There is something about pie that suggests Home, too, both a call to return to the nest and also a reason to never leave it in the first place. Maybe the restless longing for another place can be quelled by a decent slice of pie filled with local fruits. Lesley’s pies are amazing, possibly because she really enjoys the process: rolling out the dough, crimping the edges, and she uses fruit from the trees in her back yard -- both the filling and the latticed dough over the top are delicious reminders of Hearth and Home. Maybe that’s why we romanticize the hobos drawn to pies cooling on the windowsills of a pastoral, mythological, possibly extinct America – they want a taste of Home.
Back when I wrote menus at my old job, I was struck by the narrative force of the road trip. We were doing a Columbia River Valley menu and, somehow, the menu items seemed to have a real chronology, as though we were driving along the curving roads through Eastern Washington and down into Oregon. The pie from that menu, Blueberry Lemon Meringue, was not everyone’s favorite. It had a very short shelf life – really meant to be eaten in one sitting, I suppose – and the filling was a little bit “leaky.” That said, with summer almost upon us, and the urge to escape pulsing through veins, pulling us from our boring, if necessary, daily routines, I offer you the recipe as a way of finding a modicum of contentment in the here and now. Or at least as a distraction from flipping through train time tables and road atlases.
Approximate time to make: 1 hour. Serves between 8 and 10 slices.
1 1/4 c flour
1/4 t salt
1 t sugar
3 oz cold, unsalted butter
3 - 4 Tbsp icy cold water
Combine everything but the water in a food processor. Pulse until crumbly. Add cold water while pulsing until dough just holds. Turn out onto a table, shape into a disk. Using a floured rolling pin, roll the dough out, drape it over the sides of a pie dish and crimp the edges. Dock the bottom with a fork. Bake at 350 degrees for 11 - 15 minutes, until golden. Set aside.
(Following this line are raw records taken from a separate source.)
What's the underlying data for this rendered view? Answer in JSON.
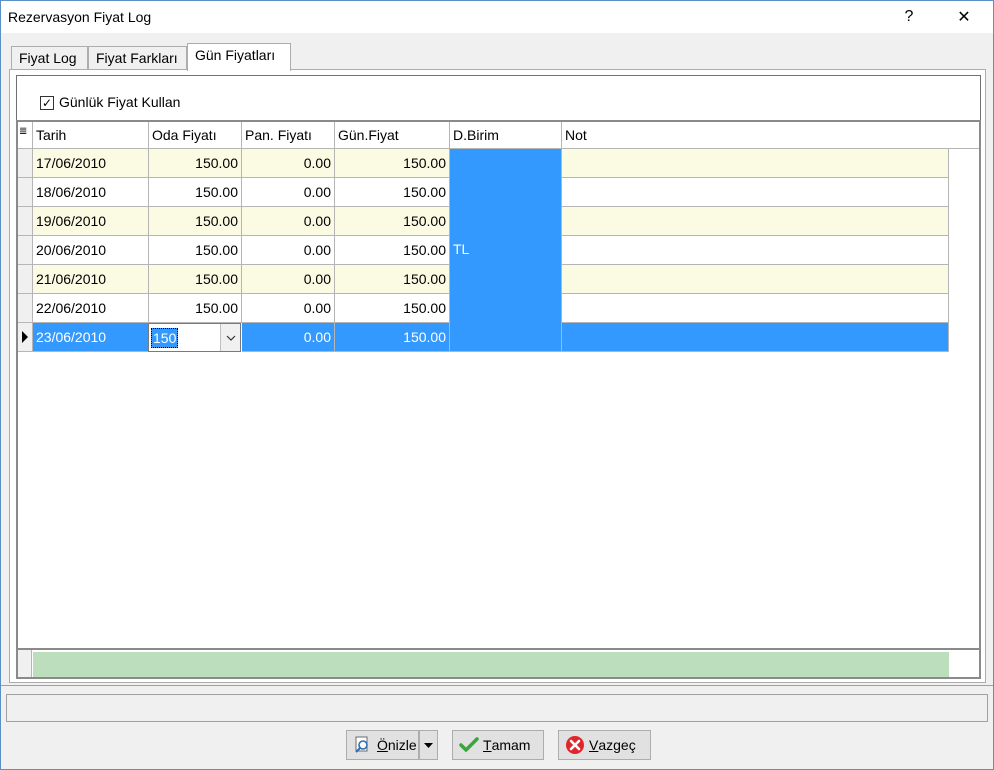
{
  "window": {
    "title": "Rezervasyon Fiyat Log",
    "help_glyph": "?",
    "close_glyph": "✕"
  },
  "tabs": [
    {
      "label": "Fiyat Log"
    },
    {
      "label": "Fiyat Farkları"
    },
    {
      "label": "Gün Fiyatları"
    }
  ],
  "option": {
    "label": "Günlük Fiyat Kullan",
    "checked": true,
    "check_glyph": "✓"
  },
  "grid": {
    "columns": [
      "Tarih",
      "Oda Fiyatı",
      "Pan. Fiyatı",
      "Gün.Fiyat",
      "D.Birim",
      "Not"
    ],
    "currency": "TL",
    "rows": [
      {
        "tarih": "17/06/2010",
        "oda": "150.00",
        "pan": "0.00",
        "gun": "150.00",
        "not": ""
      },
      {
        "tarih": "18/06/2010",
        "oda": "150.00",
        "pan": "0.00",
        "gun": "150.00",
        "not": ""
      },
      {
        "tarih": "19/06/2010",
        "oda": "150.00",
        "pan": "0.00",
        "gun": "150.00",
        "not": ""
      },
      {
        "tarih": "20/06/2010",
        "oda": "150.00",
        "pan": "0.00",
        "gun": "150.00",
        "not": ""
      },
      {
        "tarih": "21/06/2010",
        "oda": "150.00",
        "pan": "0.00",
        "gun": "150.00",
        "not": ""
      },
      {
        "tarih": "22/06/2010",
        "oda": "150.00",
        "pan": "0.00",
        "gun": "150.00",
        "not": ""
      }
    ],
    "selected_row": {
      "tarih": "23/06/2010",
      "oda_edit": "150",
      "pan": "0.00",
      "gun": "150.00",
      "not": ""
    }
  },
  "buttons": {
    "onizle": {
      "label_u": "Ö",
      "label_rest": "nizle"
    },
    "tamam": {
      "label_u": "T",
      "label_rest": "amam"
    },
    "vazgec": {
      "label_u": "V",
      "label_rest": "azgeç"
    }
  },
  "colors": {
    "selection": "#3399ff",
    "odd_row": "#fbfbe4",
    "footer": "#bcdebd"
  }
}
1 1/4 c sugar Combine the dry ingredients in a sauce pan.
3 T flour Stir in the water. Heat until bubbly and and thickening.
3 T corn starch
dash of Salt
1 1/2 c water
3 egg yolks Beat yolks until they are ribbony. Temper them with a few drops of the hot filling.
zest of one lemon Mix in the tempered yolks, bubble, bubble, bubble. Stir in butter and zest.
2 T unsalted butter Stir in lemon juice.
3/4 c lemon juice Cook over low heat until the mixture is quite thick: maybe 5 mins more.
1 heaping cup of blueberries Scatter the berries across the bottom of the cooked crust. Pour hot filling atop.
whites of 5 eggs Combine egg whites, vanilla extract (vanilla bean would be pretty, too),
merest drop of vanilla extract cream of tartar and beat until soft peaks form.
dash of cream of tartar
4 tsp granulated sugar Add sugar one teaspoon at a time until stiff, shiny peaks form.
Spread the meringue across the pie filling and seal to the edge. Make dramatic swoops and whirls, try to make it tall and gorgeous.
Bake at 325 for 15 minutes. Finish for a minute beneath a broiler for a real truck-stop look.
Let cool for at least an hour before cutting.